GM Dropped Its 57-Year-Old Logo for an App Icon
The new look has already been compared to Goodwill, Photoshop and an elephant
Normally, when a blue-blooded titan of American industry overhauls its iconic logo for the first time in 57 years, as General Motors did on Friday as it announced its new focus on electric vehicles, it creates quite a stir. But it seemed by the end of last week that Americans had little outrage left to expend on matters of graphic design and branding. Sure, there was the usual Twitter snark, but in the unsettling twilight of the current presidency, jokes equating logo redesigns with war crimes just hit differently.

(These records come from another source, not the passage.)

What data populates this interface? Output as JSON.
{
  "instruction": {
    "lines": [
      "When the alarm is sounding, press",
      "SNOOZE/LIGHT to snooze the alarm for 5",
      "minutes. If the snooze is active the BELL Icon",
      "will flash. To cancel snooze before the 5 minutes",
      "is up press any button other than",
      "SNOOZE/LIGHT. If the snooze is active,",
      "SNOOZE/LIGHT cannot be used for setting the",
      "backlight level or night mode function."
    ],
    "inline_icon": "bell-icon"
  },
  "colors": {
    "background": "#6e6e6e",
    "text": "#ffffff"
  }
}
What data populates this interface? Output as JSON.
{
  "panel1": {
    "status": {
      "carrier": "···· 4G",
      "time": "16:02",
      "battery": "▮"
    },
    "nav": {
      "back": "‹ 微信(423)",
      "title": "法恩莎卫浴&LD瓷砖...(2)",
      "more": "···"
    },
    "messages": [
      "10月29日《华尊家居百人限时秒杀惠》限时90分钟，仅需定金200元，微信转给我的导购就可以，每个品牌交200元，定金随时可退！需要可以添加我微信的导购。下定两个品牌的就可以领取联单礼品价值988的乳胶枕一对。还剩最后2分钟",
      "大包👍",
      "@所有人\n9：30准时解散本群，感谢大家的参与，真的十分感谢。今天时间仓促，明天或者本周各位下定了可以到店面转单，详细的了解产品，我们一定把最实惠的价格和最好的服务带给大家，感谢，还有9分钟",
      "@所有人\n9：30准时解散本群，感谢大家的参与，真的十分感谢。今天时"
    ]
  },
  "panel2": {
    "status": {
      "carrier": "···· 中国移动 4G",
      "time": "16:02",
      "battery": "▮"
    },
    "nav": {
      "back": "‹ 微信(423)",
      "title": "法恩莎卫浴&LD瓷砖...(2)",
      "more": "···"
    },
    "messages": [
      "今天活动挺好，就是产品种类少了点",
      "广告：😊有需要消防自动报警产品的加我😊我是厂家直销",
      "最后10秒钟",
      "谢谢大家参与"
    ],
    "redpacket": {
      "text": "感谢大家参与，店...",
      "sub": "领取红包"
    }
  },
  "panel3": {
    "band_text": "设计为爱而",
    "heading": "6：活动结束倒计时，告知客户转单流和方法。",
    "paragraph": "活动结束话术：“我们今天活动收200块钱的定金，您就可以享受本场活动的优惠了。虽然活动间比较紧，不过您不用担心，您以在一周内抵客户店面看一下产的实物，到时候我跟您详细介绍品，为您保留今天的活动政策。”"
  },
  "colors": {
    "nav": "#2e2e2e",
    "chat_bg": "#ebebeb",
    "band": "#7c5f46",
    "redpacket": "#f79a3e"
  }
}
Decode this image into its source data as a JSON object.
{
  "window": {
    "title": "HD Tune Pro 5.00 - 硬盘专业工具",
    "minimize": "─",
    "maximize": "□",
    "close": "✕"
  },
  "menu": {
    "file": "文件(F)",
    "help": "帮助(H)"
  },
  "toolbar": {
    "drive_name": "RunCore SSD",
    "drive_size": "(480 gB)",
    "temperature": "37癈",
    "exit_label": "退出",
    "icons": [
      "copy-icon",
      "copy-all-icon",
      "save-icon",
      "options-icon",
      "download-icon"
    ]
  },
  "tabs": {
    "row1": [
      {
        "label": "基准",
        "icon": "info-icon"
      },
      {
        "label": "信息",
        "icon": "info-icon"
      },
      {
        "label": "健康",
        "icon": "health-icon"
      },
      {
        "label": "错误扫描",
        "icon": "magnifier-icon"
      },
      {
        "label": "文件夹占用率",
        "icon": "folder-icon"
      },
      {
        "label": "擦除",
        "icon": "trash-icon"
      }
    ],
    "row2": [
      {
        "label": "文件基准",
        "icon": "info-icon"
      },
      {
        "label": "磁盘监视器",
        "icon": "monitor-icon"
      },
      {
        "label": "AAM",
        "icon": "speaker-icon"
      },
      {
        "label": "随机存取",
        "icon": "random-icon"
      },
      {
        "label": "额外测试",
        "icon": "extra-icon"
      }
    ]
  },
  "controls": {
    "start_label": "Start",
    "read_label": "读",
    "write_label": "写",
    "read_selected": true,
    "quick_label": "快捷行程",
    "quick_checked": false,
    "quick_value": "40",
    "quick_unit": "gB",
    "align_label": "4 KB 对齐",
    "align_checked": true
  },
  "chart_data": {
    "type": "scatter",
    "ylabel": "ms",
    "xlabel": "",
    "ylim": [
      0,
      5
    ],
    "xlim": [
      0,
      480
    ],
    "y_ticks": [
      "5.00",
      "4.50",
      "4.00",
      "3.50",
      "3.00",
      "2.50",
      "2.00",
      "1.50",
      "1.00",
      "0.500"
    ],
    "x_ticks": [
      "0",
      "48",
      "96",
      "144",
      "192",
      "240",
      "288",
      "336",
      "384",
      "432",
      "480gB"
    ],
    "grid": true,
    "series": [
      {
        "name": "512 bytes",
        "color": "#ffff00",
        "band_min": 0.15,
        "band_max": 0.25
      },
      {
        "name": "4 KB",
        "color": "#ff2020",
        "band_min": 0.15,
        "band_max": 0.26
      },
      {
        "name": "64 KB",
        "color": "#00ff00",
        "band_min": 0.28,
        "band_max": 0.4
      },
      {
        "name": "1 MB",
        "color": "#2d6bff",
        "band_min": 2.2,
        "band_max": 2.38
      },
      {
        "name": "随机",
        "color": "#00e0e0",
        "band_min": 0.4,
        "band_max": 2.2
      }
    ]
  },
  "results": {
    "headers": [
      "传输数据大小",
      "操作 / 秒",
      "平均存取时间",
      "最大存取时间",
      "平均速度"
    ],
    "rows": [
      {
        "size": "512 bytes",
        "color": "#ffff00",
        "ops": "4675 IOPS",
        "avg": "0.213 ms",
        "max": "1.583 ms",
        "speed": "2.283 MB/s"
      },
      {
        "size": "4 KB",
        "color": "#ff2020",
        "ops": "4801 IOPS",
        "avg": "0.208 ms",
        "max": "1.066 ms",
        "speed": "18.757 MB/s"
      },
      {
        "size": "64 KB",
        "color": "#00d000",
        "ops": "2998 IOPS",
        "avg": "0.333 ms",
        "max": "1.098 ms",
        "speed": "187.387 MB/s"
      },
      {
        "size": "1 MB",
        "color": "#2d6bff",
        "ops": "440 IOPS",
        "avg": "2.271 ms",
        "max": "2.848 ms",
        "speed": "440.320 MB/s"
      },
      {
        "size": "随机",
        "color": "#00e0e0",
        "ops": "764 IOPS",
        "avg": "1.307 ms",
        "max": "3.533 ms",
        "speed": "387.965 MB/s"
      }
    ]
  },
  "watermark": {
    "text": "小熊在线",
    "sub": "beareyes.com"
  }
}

Nevertheless, there were the typical rote reactions to any new logo: The initial stages identified by designer Michael Bierut of “How much did they pay for this?” followed by “My four year old could do this.” Next came the Rorschach test, of particular importance for reckoning with new logos that are more simple or abstract in their design: The new GM mark was said to look like the old 3M logo, Goodwill’s “g”, Photoshop’s icon, an elephant, or a gas pump nozzle.
But what was missing were the paeans to the old symbol. The last blue square logo to be unceremoniously dumped, that of Gap in 2010, inspired indignant online eulogies that outpaced the mark’s actual belovedness so much so that the company was spooked into reinstating it. The old GM logo, though, was one that many knew, but few seemed sorry to see go.
The new logo’s rounded corners and dual-blue color scheme expressed in a gradient make it look like a smartphone app icon, which is undoubtedly no accident.
Known charmingly as the “Mark of Excellence,” the logo was designed in-house by the General Motors Styling Staff in 1964, and, aside from a few touch-ups, had remained unchanged ever since. “In contrast to the often flamboyant insignia on General Motors’ retail products,” wrote Giles Chapman in his 2005 book Car Emblems, “the GM logo is sober and blunt, likely to strike the requisite chord with financial institutions by symbolizing mighty power in business-to-business communiques.” The might of the Mark…